Once more with feeling at the Edinburgh Fringe
The comedy strand at this year’s Edinburgh Fringe has swelled, but it’s leavened with plenty of poignancy and a sense of hope
‘The gift of feeling” is something Mark Thomas ends up giving his difficult father in Bravo Figaro! at the Traverse Theatre, and it is something he passes on to the audience, at a time when there is raw acknowledgment of the brokenness of things: families, the heart, economy, the mind, society. This is a heartening development in a time when there are discussions about whether the Edinburgh Fringe has become too commercialised. Stewart Lee, writing for the Guardian a few weeks ago, recalled his first time at the festival in 1987, sleeping in a church hall with no running water but nourished by the “jokes, experimental theatre, and a lot of fried food”, and suggested that the swelling of the comedy strand has strangled the spirit of the Fringe, reflecting the “cultural bankruptcy of late capitalism”. Yet he ends his essay by insisting that “the spirit” is still there, you just need to look harder.

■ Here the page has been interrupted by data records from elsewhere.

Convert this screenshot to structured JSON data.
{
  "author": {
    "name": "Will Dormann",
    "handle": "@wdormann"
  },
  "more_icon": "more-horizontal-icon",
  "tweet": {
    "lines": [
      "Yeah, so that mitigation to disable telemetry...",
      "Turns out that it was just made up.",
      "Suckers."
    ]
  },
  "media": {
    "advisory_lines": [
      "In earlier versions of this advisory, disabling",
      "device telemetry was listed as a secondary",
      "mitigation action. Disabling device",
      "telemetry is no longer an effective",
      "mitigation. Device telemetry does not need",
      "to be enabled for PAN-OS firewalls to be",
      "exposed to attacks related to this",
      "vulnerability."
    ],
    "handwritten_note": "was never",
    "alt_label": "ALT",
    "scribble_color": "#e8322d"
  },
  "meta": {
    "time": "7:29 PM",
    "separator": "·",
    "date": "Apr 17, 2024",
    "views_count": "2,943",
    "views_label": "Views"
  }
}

There is an Irish presence: established comics such as the ever-creative David O’Doherty, and those who have been gaining some attention over the last few years, such as Abandoman and Foil, Arms Hog. There are also two different explorations of Irish dance: the pop-culture influenced Up and Over It and the National Folk Theatre of Ireland’s What the Folk!. There’s also Donal O’Kelly’s solo play Joyced! (performed by his daughter Katie), and Barry McGovern reprising his performance in Watt, the distillation of Beckett’s novel, at the International Festival. There are those who have left Ireland but whom Ireland has never left – something that came to mind when watching Sean Hughes’s show Life Becomes Noises, about his late father, which flits between moving and madcap, with his sense of grief punctuated with moments of whimsy, most notably involving a politically incorrect stuffed elephant named Jonjo.
Loss is a definite theme this year, but there is redemption to be gained. While some venues, such as the much-loved Forest Café, have gone (though set to return), other imaginative spaces are being used (Arthur’s Seat, for example), and there is a dialogue between older and newer traditions. The Underbelly is showcasing new writing in a project with the Old Vic and Ideas Tap, and the Traverse’s programme is probably the most eclectic – there are so many beacons of imagination.

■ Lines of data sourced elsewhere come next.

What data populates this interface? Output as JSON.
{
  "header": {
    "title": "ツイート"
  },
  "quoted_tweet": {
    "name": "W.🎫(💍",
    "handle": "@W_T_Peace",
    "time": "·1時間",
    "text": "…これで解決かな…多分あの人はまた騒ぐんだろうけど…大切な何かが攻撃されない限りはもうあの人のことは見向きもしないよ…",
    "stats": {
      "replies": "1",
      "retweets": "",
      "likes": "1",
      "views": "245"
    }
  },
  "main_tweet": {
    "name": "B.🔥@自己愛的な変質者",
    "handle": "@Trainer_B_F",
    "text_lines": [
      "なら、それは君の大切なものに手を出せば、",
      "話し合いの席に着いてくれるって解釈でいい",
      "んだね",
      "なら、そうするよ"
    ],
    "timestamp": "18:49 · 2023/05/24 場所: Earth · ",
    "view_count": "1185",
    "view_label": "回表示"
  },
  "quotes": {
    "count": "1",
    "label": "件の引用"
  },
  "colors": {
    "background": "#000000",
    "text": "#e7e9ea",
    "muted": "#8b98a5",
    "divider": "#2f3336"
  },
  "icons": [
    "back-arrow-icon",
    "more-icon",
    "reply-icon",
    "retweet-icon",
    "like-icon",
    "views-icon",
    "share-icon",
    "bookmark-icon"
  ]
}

Mark Thomas’s show, a Fringe First winner, is an elegant, earthy portrayal of his father, a working-class builder, Tory supporter and opera lover – a complex personality that Thomas has learned to live around. The personal becomes the political in another Fringe First winner, All That is Wrong, from Belgium’s Ontroerend Goed company, the final part of their trilogy. It centres around an 18-year-old girl (Koba Ryckewaert) exploring life as a young person in today’s affronting, conflicted world, where information is more accessible, but overwhelming. There is a sense of freefall, captured in her feverish spirit, which wants to coalesce meaning and action, recalling Hans Weingartner’s 2004 film The Edukators. Blackboards, laptops and projectors – old and new ways of communicating – meld to make a poetic point about the usefulness and uselessness of technology: nothing is useful unless it advances deeper human understanding. It is exciting theatre, because it reminds us to reappraise certain received wisdoms.
This is also at the core of Daniel Kitson’s show As of 1.52pm GMT on Friday April 27th 2012, This Show has No Title, which is deeply wrought, involving a narrative about an endearing elderly hospital patient, Maximilian Cathcart, and his nurse, Connie, folding into other narratives like treacle, revealing poignant human truths along the way. Kitson is possibly the best comic in the world, but beyond that, he is an acutely reflective writer, more concerned with challenging his own limitations. This is a play within a play within a play that isn’t really a play, more a presentation on loneliness, truth and the epic nature of ordinary lives.